WHAT IS REQUIRED
Reproduce the full listing that follows, matching it exactly.
Segment Start: RECORDED DATA
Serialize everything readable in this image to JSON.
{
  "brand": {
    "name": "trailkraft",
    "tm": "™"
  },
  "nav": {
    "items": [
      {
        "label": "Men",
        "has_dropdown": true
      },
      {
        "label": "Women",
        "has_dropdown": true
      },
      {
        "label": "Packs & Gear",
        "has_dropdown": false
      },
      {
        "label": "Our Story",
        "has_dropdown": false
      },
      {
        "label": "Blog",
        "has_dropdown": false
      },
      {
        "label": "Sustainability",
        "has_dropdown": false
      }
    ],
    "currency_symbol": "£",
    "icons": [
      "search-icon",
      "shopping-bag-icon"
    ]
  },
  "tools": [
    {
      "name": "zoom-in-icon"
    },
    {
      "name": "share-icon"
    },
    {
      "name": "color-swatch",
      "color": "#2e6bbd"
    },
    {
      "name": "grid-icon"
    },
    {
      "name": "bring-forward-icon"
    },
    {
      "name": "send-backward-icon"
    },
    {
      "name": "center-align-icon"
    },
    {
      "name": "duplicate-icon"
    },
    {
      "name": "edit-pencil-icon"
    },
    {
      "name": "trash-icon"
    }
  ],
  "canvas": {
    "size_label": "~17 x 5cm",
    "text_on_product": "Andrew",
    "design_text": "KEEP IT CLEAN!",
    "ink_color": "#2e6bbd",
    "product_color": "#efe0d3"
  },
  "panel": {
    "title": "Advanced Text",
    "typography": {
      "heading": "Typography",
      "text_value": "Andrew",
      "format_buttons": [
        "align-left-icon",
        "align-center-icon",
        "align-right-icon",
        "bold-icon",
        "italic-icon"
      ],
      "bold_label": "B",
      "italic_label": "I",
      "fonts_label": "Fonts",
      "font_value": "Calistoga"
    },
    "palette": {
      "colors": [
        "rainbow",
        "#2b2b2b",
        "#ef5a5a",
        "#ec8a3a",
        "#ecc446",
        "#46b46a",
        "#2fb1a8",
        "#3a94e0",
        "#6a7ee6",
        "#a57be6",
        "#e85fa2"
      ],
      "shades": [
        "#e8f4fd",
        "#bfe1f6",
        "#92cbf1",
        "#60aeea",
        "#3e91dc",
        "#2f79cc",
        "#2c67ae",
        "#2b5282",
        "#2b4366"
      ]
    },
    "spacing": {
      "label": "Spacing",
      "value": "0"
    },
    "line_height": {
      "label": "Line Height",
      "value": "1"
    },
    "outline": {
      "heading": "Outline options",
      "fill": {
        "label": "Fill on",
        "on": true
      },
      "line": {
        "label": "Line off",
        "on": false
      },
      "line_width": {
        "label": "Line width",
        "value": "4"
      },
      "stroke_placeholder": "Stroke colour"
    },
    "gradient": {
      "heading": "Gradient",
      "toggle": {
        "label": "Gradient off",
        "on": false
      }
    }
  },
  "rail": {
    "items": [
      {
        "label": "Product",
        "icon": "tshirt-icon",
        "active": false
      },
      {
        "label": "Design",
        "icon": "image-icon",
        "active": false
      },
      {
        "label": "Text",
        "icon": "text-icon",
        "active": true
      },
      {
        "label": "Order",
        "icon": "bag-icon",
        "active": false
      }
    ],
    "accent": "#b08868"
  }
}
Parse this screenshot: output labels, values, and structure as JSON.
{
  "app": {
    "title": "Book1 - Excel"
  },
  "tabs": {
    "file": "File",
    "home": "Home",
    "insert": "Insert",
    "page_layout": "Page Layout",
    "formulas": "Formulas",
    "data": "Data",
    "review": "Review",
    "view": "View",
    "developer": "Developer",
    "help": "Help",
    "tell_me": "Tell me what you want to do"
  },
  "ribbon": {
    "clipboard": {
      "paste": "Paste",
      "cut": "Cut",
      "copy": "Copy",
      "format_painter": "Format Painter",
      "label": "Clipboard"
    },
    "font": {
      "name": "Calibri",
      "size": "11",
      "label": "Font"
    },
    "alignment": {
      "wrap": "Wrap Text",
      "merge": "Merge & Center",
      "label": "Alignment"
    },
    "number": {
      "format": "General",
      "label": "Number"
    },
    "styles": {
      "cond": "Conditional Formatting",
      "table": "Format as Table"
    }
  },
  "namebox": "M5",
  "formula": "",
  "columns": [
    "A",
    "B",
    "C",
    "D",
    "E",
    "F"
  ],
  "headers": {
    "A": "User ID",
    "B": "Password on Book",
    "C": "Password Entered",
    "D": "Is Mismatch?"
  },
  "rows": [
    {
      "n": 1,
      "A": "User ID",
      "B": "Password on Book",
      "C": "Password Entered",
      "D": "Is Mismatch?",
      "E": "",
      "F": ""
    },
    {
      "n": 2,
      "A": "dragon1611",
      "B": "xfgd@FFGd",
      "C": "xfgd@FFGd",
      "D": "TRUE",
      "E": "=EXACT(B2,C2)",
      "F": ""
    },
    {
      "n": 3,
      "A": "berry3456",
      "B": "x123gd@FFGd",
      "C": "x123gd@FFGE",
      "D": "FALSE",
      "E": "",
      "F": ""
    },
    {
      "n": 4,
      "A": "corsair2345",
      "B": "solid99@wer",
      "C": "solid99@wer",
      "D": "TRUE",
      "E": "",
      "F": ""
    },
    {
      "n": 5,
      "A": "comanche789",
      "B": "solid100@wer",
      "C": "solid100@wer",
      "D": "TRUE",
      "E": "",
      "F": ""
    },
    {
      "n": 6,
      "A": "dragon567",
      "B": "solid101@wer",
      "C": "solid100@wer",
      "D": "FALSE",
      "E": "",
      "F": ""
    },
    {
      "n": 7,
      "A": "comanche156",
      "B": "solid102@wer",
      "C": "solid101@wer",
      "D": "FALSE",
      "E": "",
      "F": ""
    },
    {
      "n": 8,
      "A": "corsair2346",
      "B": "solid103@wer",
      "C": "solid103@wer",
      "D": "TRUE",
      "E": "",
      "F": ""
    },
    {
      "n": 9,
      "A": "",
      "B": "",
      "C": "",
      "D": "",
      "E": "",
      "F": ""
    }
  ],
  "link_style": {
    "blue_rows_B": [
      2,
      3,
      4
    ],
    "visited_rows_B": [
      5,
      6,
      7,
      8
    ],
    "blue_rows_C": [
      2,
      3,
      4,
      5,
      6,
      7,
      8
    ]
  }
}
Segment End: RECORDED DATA
RESPONSE TO THIS TASK
Serialize everything readable in this image to JSON.
{
  "brand": {
    "name": "trailkraft",
    "tm": "™"
  },
  "nav": {
    "items": [
      {
        "label": "Men",
        "has_dropdown": true
      },
      {
        "label": "Women",
        "has_dropdown": true
      },
      {
        "label": "Packs & Gear",
        "has_dropdown": false
      },
      {
        "label": "Our Story",
        "has_dropdown": false
      },
      {
        "label": "Blog",
        "has_dropdown": false
      },
      {
        "label": "Sustainability",
        "has_dropdown": false
      }
    ],
    "currency_symbol": "£",
    "icons": [
      "search-icon",
      "shopping-bag-icon"
    ]
  },
  "tools": [
    {
      "name": "zoom-in-icon"
    },
    {
      "name": "share-icon"
    },
    {
      "name": "color-swatch",
      "color": "#2e6bbd"
    },
    {
      "name": "grid-icon"
    },
    {
      "name": "bring-forward-icon"
    },
    {
      "name": "send-backward-icon"
    },
    {
      "name": "center-align-icon"
    },
    {
      "name": "duplicate-icon"
    },
    {
      "name": "edit-pencil-icon"
    },
    {
      "name": "trash-icon"
    }
  ],
  "canvas": {
    "size_label": "~17 x 5cm",
    "text_on_product": "Andrew",
    "design_text": "KEEP IT CLEAN!",
    "ink_color": "#2e6bbd",
    "product_color": "#efe0d3"
  },
  "panel": {
    "title": "Advanced Text",
    "typography": {
      "heading": "Typography",
      "text_value": "Andrew",
      "format_buttons": [
        "align-left-icon",
        "align-center-icon",
        "align-right-icon",
        "bold-icon",
        "italic-icon"
      ],
      "bold_label": "B",
      "italic_label": "I",
      "fonts_label": "Fonts",
      "font_value": "Calistoga"
    },
    "palette": {
      "colors": [
        "rainbow",
        "#2b2b2b",
        "#ef5a5a",
        "#ec8a3a",
        "#ecc446",
        "#46b46a",
        "#2fb1a8",
        "#3a94e0",
        "#6a7ee6",
        "#a57be6",
        "#e85fa2"
      ],
      "shades": [
        "#e8f4fd",
        "#bfe1f6",
        "#92cbf1",
        "#60aeea",
        "#3e91dc",
        "#2f79cc",
        "#2c67ae",
        "#2b5282",
        "#2b4366"
      ]
    },
    "spacing": {
      "label": "Spacing",
      "value": "0"
    },
    "line_height": {
      "label": "Line Height",
      "value": "1"
    },
    "outline": {
      "heading": "Outline options",
      "fill": {
        "label": "Fill on",
        "on": true
      },
      "line": {
        "label": "Line off",
        "on": false
      },
      "line_width": {
        "label": "Line width",
        "value": "4"
      },
      "stroke_placeholder": "Stroke colour"
    },
    "gradient": {
      "heading": "Gradient",
      "toggle": {
        "label": "Gradient off",
        "on": false
      }
    }
  },
  "rail": {
    "items": [
      {
        "label": "Product",
        "icon": "tshirt-icon",
        "active": false
      },
      {
        "label": "Design",
        "icon": "image-icon",
        "active": false
      },
      {
        "label": "Text",
        "icon": "text-icon",
        "active": true
      },
      {
        "label": "Order",
        "icon": "bag-icon",
        "active": false
      }
    ],
    "accent": "#b08868"
  }
}
Parse this screenshot: output labels, values, and structure as JSON.
{
  "app": {
    "title": "Book1 - Excel"
  },
  "tabs": {
    "file": "File",
    "home": "Home",
    "insert": "Insert",
    "page_layout": "Page Layout",
    "formulas": "Formulas",
    "data": "Data",
    "review": "Review",
    "view": "View",
    "developer": "Developer",
    "help": "Help",
    "tell_me": "Tell me what you want to do"
  },
  "ribbon": {
    "clipboard": {
      "paste": "Paste",
      "cut": "Cut",
      "copy": "Copy",
      "format_painter": "Format Painter",
      "label": "Clipboard"
    },
    "font": {
      "name": "Calibri",
      "size": "11",
      "label": "Font"
    },
    "alignment": {
      "wrap": "Wrap Text",
      "merge": "Merge & Center",
      "label": "Alignment"
    },
    "number": {
      "format": "General",
      "label": "Number"
    },
    "styles": {
      "cond": "Conditional Formatting",
      "table": "Format as Table"
    }
  },
  "namebox": "M5",
  "formula": "",
  "columns": [
    "A",
    "B",
    "C",
    "D",
    "E",
    "F"
  ],
  "headers": {
    "A": "User ID",
    "B": "Password on Book",
    "C": "Password Entered",
    "D": "Is Mismatch?"
  },
  "rows": [
    {
      "n": 1,
      "A": "User ID",
      "B": "Password on Book",
      "C": "Password Entered",
      "D": "Is Mismatch?",
      "E": "",
      "F": ""
    },
    {
      "n": 2,
      "A": "dragon1611",
      "B": "xfgd@FFGd",
      "C": "xfgd@FFGd",
      "D": "TRUE",
      "E": "=EXACT(B2,C2)",
      "F": ""
    },
    {
      "n": 3,
      "A": "berry3456",
      "B": "x123gd@FFGd",
      "C": "x123gd@FFGE",
      "D": "FALSE",
      "E": "",
      "F": ""
    },
    {
      "n": 4,
      "A": "corsair2345",
      "B": "solid99@wer",
      "C": "solid99@wer",
      "D": "TRUE",
      "E": "",
      "F": ""
    },
    {
      "n": 5,
      "A": "comanche789",
      "B": "solid100@wer",
      "C": "solid100@wer",
      "D": "TRUE",
      "E": "",
      "F": ""
    },
    {
      "n": 6,
      "A": "dragon567",
      "B": "solid101@wer",
      "C": "solid100@wer",
      "D": "FALSE",
      "E": "",
      "F": ""
    },
    {
      "n": 7,
      "A": "comanche156",
      "B": "solid102@wer",
      "C": "solid101@wer",
      "D": "FALSE",
      "E": "",
      "F": ""
    },
    {
      "n": 8,
      "A": "corsair2346",
      "B": "solid103@wer",
      "C": "solid103@wer",
      "D": "TRUE",
      "E": "",
      "F": ""
    },
    {
      "n": 9,
      "A": "",
      "B": "",
      "C": "",
      "D": "",
      "E": "",
      "F": ""
    }
  ],
  "link_style": {
    "blue_rows_B": [
      2,
      3,
      4
    ],
    "visited_rows_B": [
      5,
      6,
      7,
      8
    ],
    "blue_rows_C": [
      2,
      3,
      4,
      5,
      6,
      7,
      8
    ]
  }
}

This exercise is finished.